On the 11th, Wayne’s request was granted. The court convened on October 13 and 14, 1777. A total of 16 Pennsylvania Line officers testified at the inquiry. Of the officers Humpton, Hay, Ross, Huffnagle made censuring statements. The actual decision of the court of inquiry has never been found but it was obvious that Wayne was not satisfied with the result. He wrote several letters to Washington explaining himself and ultimately requested a formal court martial. Washington had lost five Generals for various reasons and could ill afford to lose another, particularly one so able. Nonetheless a full court martial convened with five generals, five colonels, and three lieutenant colonels on the court with General John Sullivan as president. The court was held October 25, 26, 27, and 30, 1777 in weather that was appropriate to the season.
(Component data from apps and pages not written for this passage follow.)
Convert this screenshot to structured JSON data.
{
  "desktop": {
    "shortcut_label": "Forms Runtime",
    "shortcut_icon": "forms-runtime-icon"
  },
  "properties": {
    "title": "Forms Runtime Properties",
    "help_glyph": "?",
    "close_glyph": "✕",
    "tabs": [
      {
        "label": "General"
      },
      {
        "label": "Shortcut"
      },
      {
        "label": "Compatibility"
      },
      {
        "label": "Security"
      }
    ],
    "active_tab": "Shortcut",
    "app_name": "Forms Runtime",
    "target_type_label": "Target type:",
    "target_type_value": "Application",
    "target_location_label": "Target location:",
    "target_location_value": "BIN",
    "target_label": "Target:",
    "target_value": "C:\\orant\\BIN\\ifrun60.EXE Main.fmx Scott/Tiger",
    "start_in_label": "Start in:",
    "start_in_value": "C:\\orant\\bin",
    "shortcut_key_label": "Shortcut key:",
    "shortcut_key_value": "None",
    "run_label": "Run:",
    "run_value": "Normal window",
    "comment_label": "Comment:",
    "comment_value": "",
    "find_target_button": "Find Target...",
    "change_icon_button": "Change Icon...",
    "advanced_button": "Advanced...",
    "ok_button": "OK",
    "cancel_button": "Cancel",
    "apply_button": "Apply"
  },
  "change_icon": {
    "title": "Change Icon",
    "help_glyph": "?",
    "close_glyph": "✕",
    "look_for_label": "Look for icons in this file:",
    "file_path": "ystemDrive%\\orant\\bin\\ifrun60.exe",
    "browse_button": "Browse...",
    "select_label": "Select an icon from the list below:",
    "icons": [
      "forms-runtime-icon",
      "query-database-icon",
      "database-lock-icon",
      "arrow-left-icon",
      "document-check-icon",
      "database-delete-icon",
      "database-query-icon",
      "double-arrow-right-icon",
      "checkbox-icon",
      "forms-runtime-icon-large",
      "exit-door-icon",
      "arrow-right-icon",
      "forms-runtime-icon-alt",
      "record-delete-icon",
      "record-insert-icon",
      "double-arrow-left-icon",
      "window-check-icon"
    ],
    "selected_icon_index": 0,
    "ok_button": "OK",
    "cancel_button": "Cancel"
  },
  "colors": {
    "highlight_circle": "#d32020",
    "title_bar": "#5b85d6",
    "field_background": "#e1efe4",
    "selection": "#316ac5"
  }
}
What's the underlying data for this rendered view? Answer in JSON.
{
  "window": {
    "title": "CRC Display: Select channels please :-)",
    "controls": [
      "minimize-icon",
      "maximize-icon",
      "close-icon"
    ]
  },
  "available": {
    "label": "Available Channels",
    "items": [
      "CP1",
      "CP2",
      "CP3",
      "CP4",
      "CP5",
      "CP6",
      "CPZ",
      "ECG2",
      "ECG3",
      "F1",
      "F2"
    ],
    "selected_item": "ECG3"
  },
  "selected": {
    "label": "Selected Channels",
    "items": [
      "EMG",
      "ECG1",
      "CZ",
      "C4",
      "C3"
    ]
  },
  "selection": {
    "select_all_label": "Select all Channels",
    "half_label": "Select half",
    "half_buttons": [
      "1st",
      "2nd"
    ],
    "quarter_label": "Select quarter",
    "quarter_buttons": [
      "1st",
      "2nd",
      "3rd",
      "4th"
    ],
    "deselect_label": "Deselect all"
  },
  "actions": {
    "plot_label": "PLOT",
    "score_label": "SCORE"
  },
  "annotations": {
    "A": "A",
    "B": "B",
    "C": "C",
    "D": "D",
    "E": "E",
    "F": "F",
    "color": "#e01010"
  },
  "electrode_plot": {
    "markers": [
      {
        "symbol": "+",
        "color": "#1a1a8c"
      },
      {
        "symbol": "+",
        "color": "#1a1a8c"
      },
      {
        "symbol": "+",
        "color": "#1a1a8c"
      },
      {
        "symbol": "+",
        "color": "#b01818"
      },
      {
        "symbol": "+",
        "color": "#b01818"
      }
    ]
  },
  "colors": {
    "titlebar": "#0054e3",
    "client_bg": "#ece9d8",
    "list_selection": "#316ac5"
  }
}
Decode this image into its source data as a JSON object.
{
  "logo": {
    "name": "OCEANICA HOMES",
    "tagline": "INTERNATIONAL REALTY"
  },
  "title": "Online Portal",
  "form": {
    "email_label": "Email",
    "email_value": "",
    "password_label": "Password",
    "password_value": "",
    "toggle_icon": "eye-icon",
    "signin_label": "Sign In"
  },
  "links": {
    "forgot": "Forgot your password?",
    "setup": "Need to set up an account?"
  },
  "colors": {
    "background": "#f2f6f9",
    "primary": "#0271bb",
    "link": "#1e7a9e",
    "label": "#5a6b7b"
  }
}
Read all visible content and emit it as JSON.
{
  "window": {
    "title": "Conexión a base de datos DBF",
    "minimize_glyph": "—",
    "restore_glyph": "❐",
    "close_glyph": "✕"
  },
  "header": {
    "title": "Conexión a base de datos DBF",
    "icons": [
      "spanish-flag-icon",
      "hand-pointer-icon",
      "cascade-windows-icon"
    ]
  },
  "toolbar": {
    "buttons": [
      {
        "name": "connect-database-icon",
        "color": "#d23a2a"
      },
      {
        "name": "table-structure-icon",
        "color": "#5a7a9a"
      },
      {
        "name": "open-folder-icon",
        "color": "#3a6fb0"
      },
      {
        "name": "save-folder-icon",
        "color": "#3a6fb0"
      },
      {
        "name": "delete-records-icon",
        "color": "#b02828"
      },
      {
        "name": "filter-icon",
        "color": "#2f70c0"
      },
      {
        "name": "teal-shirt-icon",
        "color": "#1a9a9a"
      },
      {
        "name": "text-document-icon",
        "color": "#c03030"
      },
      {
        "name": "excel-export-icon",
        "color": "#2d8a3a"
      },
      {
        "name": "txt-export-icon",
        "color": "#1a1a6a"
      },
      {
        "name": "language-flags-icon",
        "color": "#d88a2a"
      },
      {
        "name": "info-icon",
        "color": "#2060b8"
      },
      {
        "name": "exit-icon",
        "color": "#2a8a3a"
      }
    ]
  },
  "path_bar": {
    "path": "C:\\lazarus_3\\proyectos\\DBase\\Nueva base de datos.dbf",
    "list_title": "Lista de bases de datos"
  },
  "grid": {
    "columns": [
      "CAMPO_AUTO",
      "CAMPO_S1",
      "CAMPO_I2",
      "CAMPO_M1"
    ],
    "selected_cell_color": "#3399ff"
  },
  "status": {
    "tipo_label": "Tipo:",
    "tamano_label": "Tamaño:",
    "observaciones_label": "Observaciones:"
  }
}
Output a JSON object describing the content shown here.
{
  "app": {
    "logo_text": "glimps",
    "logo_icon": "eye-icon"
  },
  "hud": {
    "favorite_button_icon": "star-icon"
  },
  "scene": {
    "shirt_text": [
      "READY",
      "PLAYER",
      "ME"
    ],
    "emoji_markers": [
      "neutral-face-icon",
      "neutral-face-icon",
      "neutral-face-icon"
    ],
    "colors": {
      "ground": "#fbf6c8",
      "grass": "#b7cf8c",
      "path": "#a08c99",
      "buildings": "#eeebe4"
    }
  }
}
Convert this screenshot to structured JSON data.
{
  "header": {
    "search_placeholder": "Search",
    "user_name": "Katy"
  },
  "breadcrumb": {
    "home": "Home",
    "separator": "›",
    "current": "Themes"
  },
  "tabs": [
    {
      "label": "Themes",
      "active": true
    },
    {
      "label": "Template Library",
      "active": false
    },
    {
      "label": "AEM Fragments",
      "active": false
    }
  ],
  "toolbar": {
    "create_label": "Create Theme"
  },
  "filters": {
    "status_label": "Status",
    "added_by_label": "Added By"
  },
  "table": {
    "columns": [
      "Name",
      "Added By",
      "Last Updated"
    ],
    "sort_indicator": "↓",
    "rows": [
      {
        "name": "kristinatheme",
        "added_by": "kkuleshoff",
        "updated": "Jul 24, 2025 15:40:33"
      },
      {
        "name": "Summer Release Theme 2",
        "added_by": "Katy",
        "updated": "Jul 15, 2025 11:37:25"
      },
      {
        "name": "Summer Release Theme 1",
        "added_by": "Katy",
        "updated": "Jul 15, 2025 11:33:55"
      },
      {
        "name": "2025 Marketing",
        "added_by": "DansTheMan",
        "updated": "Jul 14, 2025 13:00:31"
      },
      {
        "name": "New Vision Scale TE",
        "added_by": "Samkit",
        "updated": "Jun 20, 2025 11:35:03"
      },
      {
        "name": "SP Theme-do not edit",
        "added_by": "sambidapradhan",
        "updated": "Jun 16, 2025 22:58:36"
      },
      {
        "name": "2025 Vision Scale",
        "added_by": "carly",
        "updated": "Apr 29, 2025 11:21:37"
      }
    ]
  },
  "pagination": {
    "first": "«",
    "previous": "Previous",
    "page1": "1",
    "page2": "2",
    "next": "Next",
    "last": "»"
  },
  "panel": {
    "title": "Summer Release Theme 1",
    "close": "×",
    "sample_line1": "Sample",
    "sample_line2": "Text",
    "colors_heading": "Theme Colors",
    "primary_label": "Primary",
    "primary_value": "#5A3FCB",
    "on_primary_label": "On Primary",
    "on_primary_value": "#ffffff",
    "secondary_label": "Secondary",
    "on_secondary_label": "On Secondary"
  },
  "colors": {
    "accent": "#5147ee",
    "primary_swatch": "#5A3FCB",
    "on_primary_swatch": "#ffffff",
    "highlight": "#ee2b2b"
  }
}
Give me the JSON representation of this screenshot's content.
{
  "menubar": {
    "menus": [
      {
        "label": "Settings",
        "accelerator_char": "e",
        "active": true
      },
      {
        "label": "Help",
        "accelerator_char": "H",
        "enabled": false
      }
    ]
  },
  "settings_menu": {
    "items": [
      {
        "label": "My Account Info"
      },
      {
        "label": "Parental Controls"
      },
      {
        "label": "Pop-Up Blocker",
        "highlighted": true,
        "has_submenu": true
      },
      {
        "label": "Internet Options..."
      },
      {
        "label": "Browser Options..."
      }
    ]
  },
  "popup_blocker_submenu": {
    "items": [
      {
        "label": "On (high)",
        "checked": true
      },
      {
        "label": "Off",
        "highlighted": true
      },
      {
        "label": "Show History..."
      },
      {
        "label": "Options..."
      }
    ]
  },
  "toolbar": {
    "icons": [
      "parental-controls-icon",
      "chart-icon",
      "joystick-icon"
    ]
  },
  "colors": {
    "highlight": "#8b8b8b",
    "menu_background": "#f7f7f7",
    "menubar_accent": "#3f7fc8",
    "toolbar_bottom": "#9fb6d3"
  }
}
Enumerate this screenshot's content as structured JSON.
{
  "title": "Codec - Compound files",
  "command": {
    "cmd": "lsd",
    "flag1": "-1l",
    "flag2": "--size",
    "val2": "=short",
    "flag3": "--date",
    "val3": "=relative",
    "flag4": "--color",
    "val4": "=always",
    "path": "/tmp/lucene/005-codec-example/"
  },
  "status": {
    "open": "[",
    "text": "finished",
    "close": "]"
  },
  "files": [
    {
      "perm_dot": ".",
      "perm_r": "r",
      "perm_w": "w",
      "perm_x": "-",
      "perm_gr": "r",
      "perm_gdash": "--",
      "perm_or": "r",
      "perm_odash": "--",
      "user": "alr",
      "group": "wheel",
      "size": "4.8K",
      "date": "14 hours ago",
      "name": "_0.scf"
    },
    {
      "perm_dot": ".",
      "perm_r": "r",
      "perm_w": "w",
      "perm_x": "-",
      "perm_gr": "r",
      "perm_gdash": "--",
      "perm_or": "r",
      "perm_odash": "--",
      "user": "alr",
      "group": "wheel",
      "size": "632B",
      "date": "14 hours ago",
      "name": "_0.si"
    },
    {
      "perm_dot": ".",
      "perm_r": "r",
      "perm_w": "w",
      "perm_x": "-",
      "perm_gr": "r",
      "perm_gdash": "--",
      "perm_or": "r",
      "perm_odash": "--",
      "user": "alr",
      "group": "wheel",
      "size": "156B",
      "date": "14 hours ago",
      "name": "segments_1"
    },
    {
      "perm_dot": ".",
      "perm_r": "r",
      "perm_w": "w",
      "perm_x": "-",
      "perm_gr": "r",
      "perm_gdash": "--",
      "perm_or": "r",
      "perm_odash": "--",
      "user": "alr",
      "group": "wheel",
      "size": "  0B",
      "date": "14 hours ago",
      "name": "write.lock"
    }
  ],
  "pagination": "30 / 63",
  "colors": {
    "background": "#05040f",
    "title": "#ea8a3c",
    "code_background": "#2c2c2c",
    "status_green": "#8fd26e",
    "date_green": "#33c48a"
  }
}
Cold temperatures, wind, and rain provided the ambiance for the occasion. Again, documents concerning the details of the court martial are not available, but it is known that Wayne went over his actions in detail. The outcome of the court martial was unambiguous. General Wayne was not guilty of the charge exhibited against him. Thus on November 1, 1777 the military record closed on “Wayne’s Affair.” What Joseph thought about General Wayne will never be known however the commander of his regiment, Colonel Brodhead, as quoted by McGuire, said the following in a letter to major general Benjamin Lincoln:

‘I have long wished to write you… Yet through the Alternate want of Pen, ink, Paper & Convenience, I confess this is the first Letter I wrote you … Since you left us your Division has suffered greatly and that chiefly by the conduct of Gl. – W. Most of the officers are unhappy under his Command and as to my own part I have had very little satisfaction since the Command devolved on him.’

This would not be the last time Colonel Brodhead would be critical of superior officers. However, the private feelings of the officers had to be put aside. They were highly professional honorable men and much larger problems of maintaining the war effort required their attention. Yet the question is to what affect these attitudes were imparted to the rank and file. Were they able to detect the rancor among the officers? Did it affect their morale? Did they have a belief in the cause? Their true commitment was demonstrated by their loyalty to stay together, preserve the army and endure, the winter of 1777 – 1778.